Ostensibly a rerelease of the brief recorded works of an art collective, as short-lived as it was improbable, that flourished in a futuristic studio-discotheque behind the Iron Curtain in 1973, prefiguring kosmische krautrock and Detroit techno; in reality, almost certainly a more recent work of counterfactual history, presenting a fantasy view of a glamorous European avant-garde, with an almost Wes Andersonian unreality that could only be imagined from the splendid isolation of the English-speaking world. The Endless House Project works both as an exercise in hauntology (as long as one suspends one's disbelief about its geopolitical impossibility; which is where being British, and taking a vaguely orientalist view of the European continent as an exotic whole, might help) and as a collection of retrofuturistic analogue electronica. The opening track, Ostend (Invisible Cities) by one "Johannus Arpensium", starts with mighty, swelling synthesiser chords that soon break into driving, proto-Kraftwerkian arpeggios zooming down luminous highways with vocoded vocals. From there, we are led on a tour of retrofuturistic utopias and dystopias, expressed in analogue electronic music: ominous chords play over rhythm tracks of electronic clicks, as European-accented voices intone obliquely. Other tracks, meanwhile, (like Ernest Kantor's Jealousie (Escape To Outer Space) and Rasmus Folk's luxurious yet melancholic Coupe) are almost weightlessly breezy. the whole thing ends with the last work ostensibly played at the doomed Endless House, in which mastermind Jiri Kantor asks why it all happened so quickly and then leaves the stage, leaving the synthesisers to run by themselves and foreshadowing New Order's stage shows circa 1983. The album (sold only directly, in physical format, by an outfit named Dramatic Records) comes in an envelope with postcards giving capsule biographies of the ostensible composers of the pieces, a motley crew of European playboys and avant-gardists with names like Felix Uran, Klaus Pinter and Earnesto Rogers.
Were I to anoint one title as my record of the year, the accolade would probably go to My Sad Captains.

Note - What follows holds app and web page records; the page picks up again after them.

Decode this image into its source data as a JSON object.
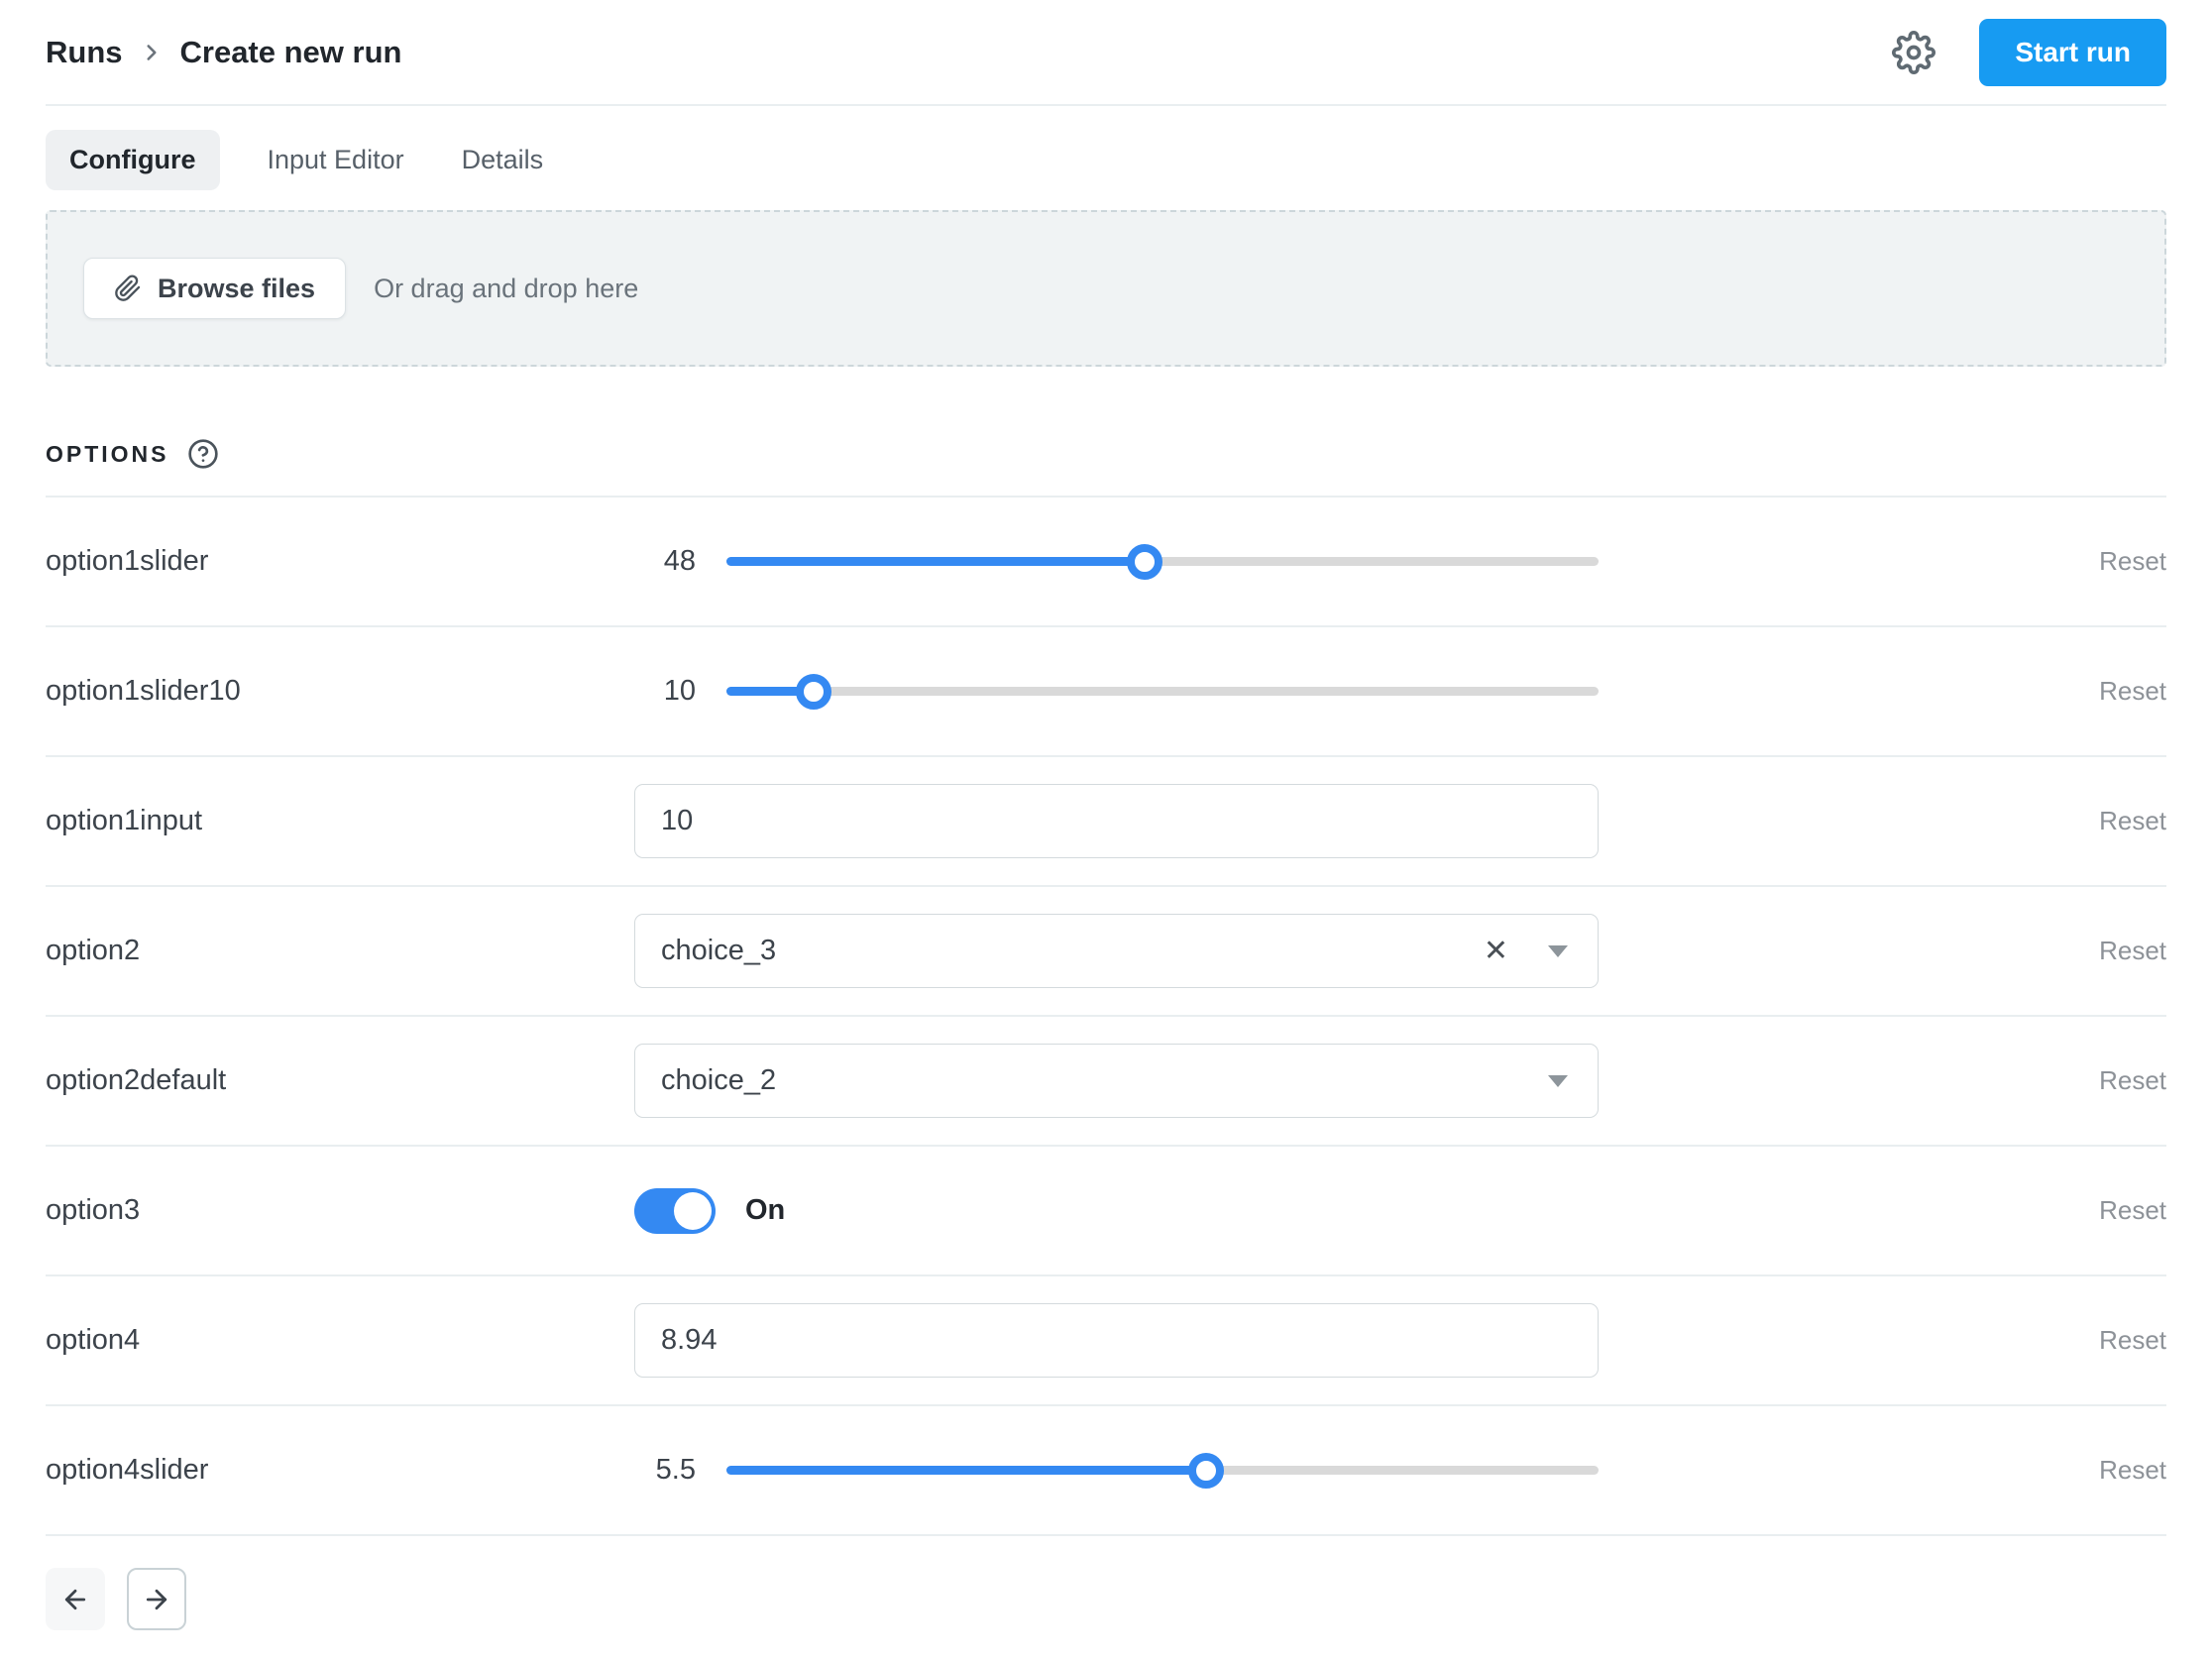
{
  "header": {
    "breadcrumb": {
      "root": "Runs",
      "current": "Create new run"
    },
    "start_run_label": "Start run"
  },
  "tabs": [
    {
      "label": "Configure",
      "active": true
    },
    {
      "label": "Input Editor",
      "active": false
    },
    {
      "label": "Details",
      "active": false
    }
  ],
  "dropzone": {
    "browse_label": "Browse files",
    "hint": "Or drag and drop here"
  },
  "options_section": {
    "title": "OPTIONS"
  },
  "rows": [
    {
      "type": "slider",
      "label": "option1slider",
      "value": "48",
      "percent": 48,
      "reset": "Reset"
    },
    {
      "type": "slider",
      "label": "option1slider10",
      "value": "10",
      "percent": 10,
      "reset": "Reset"
    },
    {
      "type": "input",
      "label": "option1input",
      "value": "10",
      "reset": "Reset"
    },
    {
      "type": "select",
      "label": "option2",
      "value": "choice_3",
      "clearable": true,
      "reset": "Reset"
    },
    {
      "type": "select",
      "label": "option2default",
      "value": "choice_2",
      "clearable": false,
      "reset": "Reset"
    },
    {
      "type": "toggle",
      "label": "option3",
      "value": "On",
      "state": "on",
      "reset": "Reset"
    },
    {
      "type": "input",
      "label": "option4",
      "value": "8.94",
      "reset": "Reset"
    },
    {
      "type": "slider",
      "label": "option4slider",
      "value": "5.5",
      "percent": 55,
      "reset": "Reset"
    }
  ],
  "pagination": {
    "prev_enabled": false,
    "next_enabled": true
  },
  "colors": {
    "accent_blue": "#179bf2",
    "control_blue": "#3489f2"
  }
}
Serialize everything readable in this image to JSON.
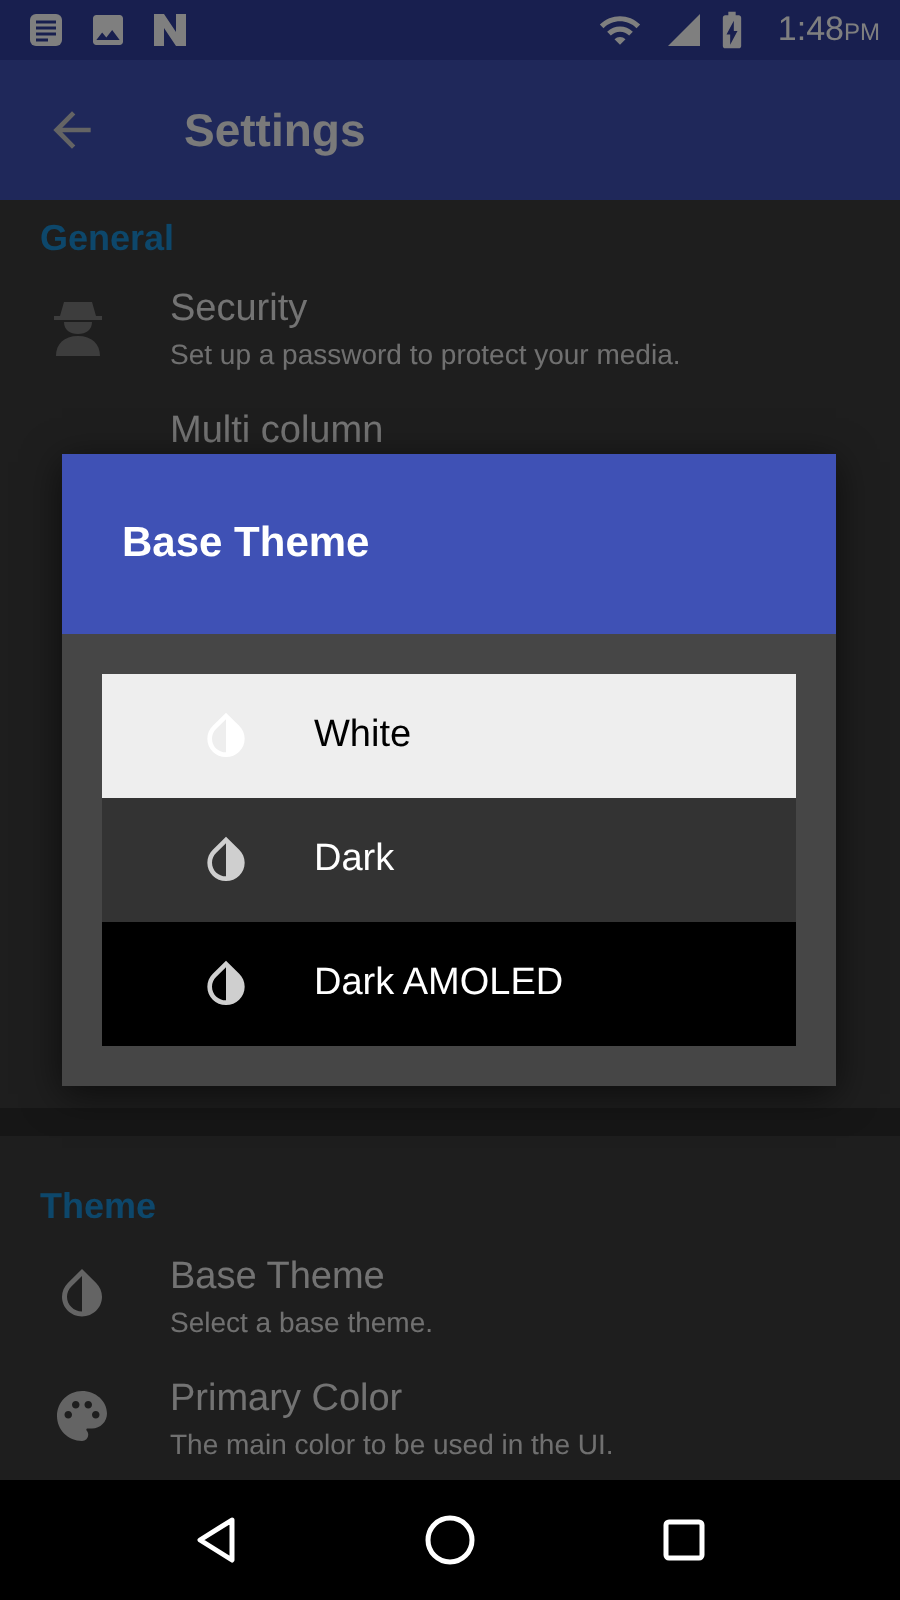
{
  "status_bar": {
    "time": "1:48",
    "meridiem": "PM"
  },
  "app_bar": {
    "title": "Settings"
  },
  "sections": [
    {
      "title": "General",
      "items": [
        {
          "kind": "spy",
          "title": "Security",
          "subtitle": "Set up a password to protect your media."
        },
        {
          "kind": "plain",
          "title": "Multi column"
        }
      ]
    },
    {
      "title": "Theme",
      "items": [
        {
          "kind": "drop",
          "title": "Base Theme",
          "subtitle": "Select a base theme."
        },
        {
          "kind": "palette",
          "title": "Primary Color",
          "subtitle": "The main color to be used in the UI."
        }
      ]
    }
  ],
  "dialog": {
    "title": "Base Theme",
    "options": [
      {
        "kind": "white",
        "label": "White"
      },
      {
        "kind": "dark",
        "label": "Dark"
      },
      {
        "kind": "amoled",
        "label": "Dark AMOLED"
      }
    ]
  }
}
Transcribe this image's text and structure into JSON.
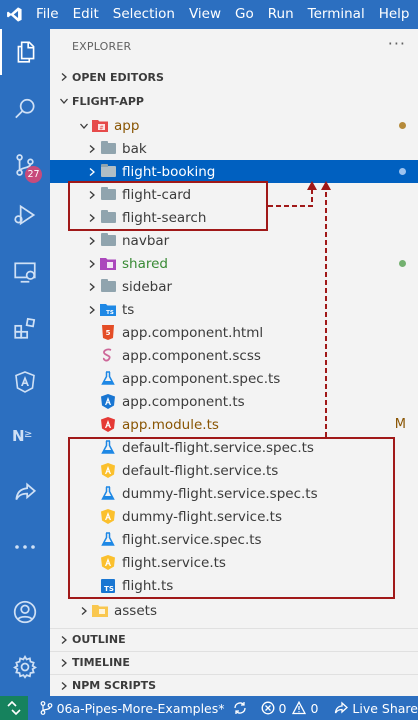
{
  "titlebar": {
    "menu": [
      "File",
      "Edit",
      "Selection",
      "View",
      "Go",
      "Run",
      "Terminal",
      "Help"
    ]
  },
  "activitybar": {
    "items": [
      "explorer-icon",
      "search-icon",
      "source-control-icon",
      "run-debug-icon",
      "remote-explorer-icon",
      "extensions-icon",
      "angular-icon",
      "nx-console-icon",
      "live-share-icon",
      "more-icon",
      "accounts-icon",
      "manage-gear-icon"
    ],
    "source_control_badge": "27"
  },
  "explorer": {
    "header": "EXPLORER",
    "more": "···",
    "open_editors": "OPEN EDITORS",
    "project": "FLIGHT-APP",
    "tree": [
      {
        "label": "app",
        "kind": "folder-app",
        "color": "brown"
      },
      {
        "label": "bak",
        "kind": "folder"
      },
      {
        "label": "flight-booking",
        "kind": "folder",
        "selected": true
      },
      {
        "label": "flight-card",
        "kind": "folder"
      },
      {
        "label": "flight-search",
        "kind": "folder"
      },
      {
        "label": "navbar",
        "kind": "folder"
      },
      {
        "label": "shared",
        "kind": "folder-shared",
        "color": "green"
      },
      {
        "label": "sidebar",
        "kind": "folder"
      },
      {
        "label": "ts",
        "kind": "folder-ts"
      },
      {
        "label": "app.component.html",
        "kind": "html"
      },
      {
        "label": "app.component.scss",
        "kind": "scss"
      },
      {
        "label": "app.component.spec.ts",
        "kind": "spec"
      },
      {
        "label": "app.component.ts",
        "kind": "angular-component"
      },
      {
        "label": "app.module.ts",
        "kind": "angular-module",
        "color": "brown",
        "decoration": "M"
      },
      {
        "label": "default-flight.service.spec.ts",
        "kind": "spec"
      },
      {
        "label": "default-flight.service.ts",
        "kind": "angular-service"
      },
      {
        "label": "dummy-flight.service.spec.ts",
        "kind": "spec"
      },
      {
        "label": "dummy-flight.service.ts",
        "kind": "angular-service"
      },
      {
        "label": "flight.service.spec.ts",
        "kind": "spec"
      },
      {
        "label": "flight.service.ts",
        "kind": "angular-service"
      },
      {
        "label": "flight.ts",
        "kind": "ts"
      },
      {
        "label": "assets",
        "kind": "folder-assets"
      }
    ],
    "outline": "OUTLINE",
    "timeline": "TIMELINE",
    "npm_scripts": "NPM SCRIPTS",
    "modified_decoration": "M"
  },
  "statusbar": {
    "branch": "06a-Pipes-More-Examples*",
    "errors": "0",
    "warnings": "0",
    "live_share": "Live Share"
  },
  "colors": {
    "accent": "#2c6fc0",
    "selection": "#0060c0",
    "annotation": "#a01818",
    "modified": "#895503",
    "untracked": "#388a34"
  }
}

Please keep comments on topic and to the point. Inappropriate comments may be deleted.
Note that markup is stripped from comments; URLs will be automatically converted into links.